So you’re wondering if home repairs are cheaper during a recession. Well, it’s natural to want to find ways to save money, especially during uncertain economic times. In this article, we’ll explore whether or not home repairs actually become more affordable when the economy takes a hit. From potential factors influencing costs to expert opinions, we’ll uncover the truth behind this common belief. So let’s dive in and see if tightening your budget during a recession could actually work in your favor when it comes to fixing up your home.
Factors influencing home repair costs during a recession
Impact of decreased demand
During a recession, the demand for home repairs typically decreases. As individuals and families tighten their budgets and prioritize essential expenses, non-essential repairs may be postponed or altogether abandoned. This decreased demand directly affects the pricing strategies of contractors. With fewer customers seeking their services, contractors may lower their prices to attract clients and secure jobs. This decrease in demand also makes prices more negotiable, as contractors may be more willing to negotiate to secure work. Home repair services such as remodeling projects, non-urgent repairs, and cosmetic updates are often the most affected by this reduced demand.
Effect of increased competition
One of the prominent effects of a recession on the home repair industry is the increased competition among contractors. As more individuals are drawn to this line of work due to joblessness or the need to seek additional income, the number of contractors in the market rises. The heightened competition leads to contractors offering lower prices to outbid each other and win jobs. This increased competition among contractors, while beneficial for homeowners in terms of pricing, can have potential downsides. Contractors may cut corners, compromise on quality, or rush through projects to complete them quickly, risking subpar workmanship.
Availability of discounted materials
A recession often brings about a decrease in material prices, making them more readily available at discounted rates. The decreased demand for building materials, along with the reduced activity in the construction industry, results in surplus inventory. To clear the surplus and generate revenue, suppliers may offer discounts or promotional offers on certain materials. Homeowners can benefit from this availability of discounted materials, as it contributes to reducing overall home repair costs. Materials such as lumber, paint, flooring, and appliances are commonly discounted during a recession.
Impact of reduced labor costs
During a recession, unemployment rates tend to rise, leading to a surplus of available labor. As a result, contractors may hire workers at lower wages, which can significantly reduce labor costs. Lower labor costs directly influence home repair expenses, as labor typically constitutes a significant portion of the overall cost. It is essential to note that labor rates may vary across different regions, with areas experiencing higher unemployment potentially offering more competitive labor rates. However, homeowners must consider the trade-offs between cost and quality when opting for reduced labor costs, as lower wages can sometimes reflect in the quality of work provided.
Effects of government incentives and programs

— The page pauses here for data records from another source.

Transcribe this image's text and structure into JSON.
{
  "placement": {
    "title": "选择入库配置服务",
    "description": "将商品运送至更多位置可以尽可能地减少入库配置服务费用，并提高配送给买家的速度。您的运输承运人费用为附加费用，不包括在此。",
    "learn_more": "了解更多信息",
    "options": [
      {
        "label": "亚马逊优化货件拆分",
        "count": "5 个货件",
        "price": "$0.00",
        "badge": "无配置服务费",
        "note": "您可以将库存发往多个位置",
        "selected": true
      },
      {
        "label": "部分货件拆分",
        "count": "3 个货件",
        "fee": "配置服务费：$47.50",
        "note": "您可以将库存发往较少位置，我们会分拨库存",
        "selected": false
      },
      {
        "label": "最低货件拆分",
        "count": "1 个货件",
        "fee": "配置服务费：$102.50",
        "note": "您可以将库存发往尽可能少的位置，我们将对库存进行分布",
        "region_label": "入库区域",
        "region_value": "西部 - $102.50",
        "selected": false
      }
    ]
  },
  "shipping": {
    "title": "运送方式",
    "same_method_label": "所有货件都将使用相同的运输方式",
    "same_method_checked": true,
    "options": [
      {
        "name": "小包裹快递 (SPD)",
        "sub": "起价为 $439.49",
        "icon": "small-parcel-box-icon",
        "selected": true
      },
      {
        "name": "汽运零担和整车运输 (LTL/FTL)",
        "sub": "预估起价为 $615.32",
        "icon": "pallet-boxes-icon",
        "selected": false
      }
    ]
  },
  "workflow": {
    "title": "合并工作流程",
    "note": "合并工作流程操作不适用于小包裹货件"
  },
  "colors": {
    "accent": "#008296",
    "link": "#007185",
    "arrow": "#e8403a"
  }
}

During a recession, governments often implement initiatives to stimulate the economy and provide support to individuals and businesses. These initiatives can include grants, subsidies, or funding specifically designated for home repairs. By providing financial assistance, governments aim to encourage homeowners to invest in repair and renovation projects, stimulating economic activity and supporting the construction industry. The availability of such incentives and programs can have a positive impact on repair costs, making home repairs more affordable for homeowners in need. Examples of government programs include energy-efficient home improvement grants, tax credits for renovations, and low-interest loans for repairs and upgrades.
Analysis of decreased demand
Overview of reduced demand for home repairs
During a recession, the reduced demand for home repairs is a result of individuals and families prioritizing essential expenses over non-urgent repairs and renovations. When facing financial uncertainty, homeowners often choose to delay or cancel non-essential projects to conserve funds. This decreased demand affects the pricing strategies of contractors, who must adjust their rates to attract customers.
Impact on pricing strategies of contractors
With decreased demand comes the need for contractors to adjust their pricing strategies. Contractors are likely to reduce their prices to make their services more appealing and competitive. Lowering prices may help them secure jobs in a market with reduced demand. Contractors may also offer discounts or package deals to entice homeowners to invest in repairs during a recession. Overall, the impact of decreased demand on pricing strategies benefits homeowners, as they can negotiate better deals and potentially find more affordable repair options.
Lower demand leading to more negotiable prices
When demand for home repairs decreases, contractors may become more open to negotiating prices. With fewer customers seeking their services, contractors have to compete with each other to secure jobs. This competition opens the door for homeowners to negotiate better pricing and potentially find contractors willing to provide services at a lower cost. By actively engaging in price negotiations, homeowners can take advantage of the decreased demand and secure more affordable repair services.
Examples of specific home repair services affected
Several specific home repair services are particularly affected by decreased demand during a recession. These services often fall under the category of non-essential or cosmetic renovations. For example, kitchen and bathroom remodeling projects, landscaping upgrades, and repainting jobs are among the services that see a significant decrease in demand during economic downturns. As homeowners prioritize essential expenses, they are less likely to invest in non-essential repairs and renovations, resulting in reduced demand for these specific services. Consequently, contractors specializing in these areas may be more open to negotiating prices to secure jobs.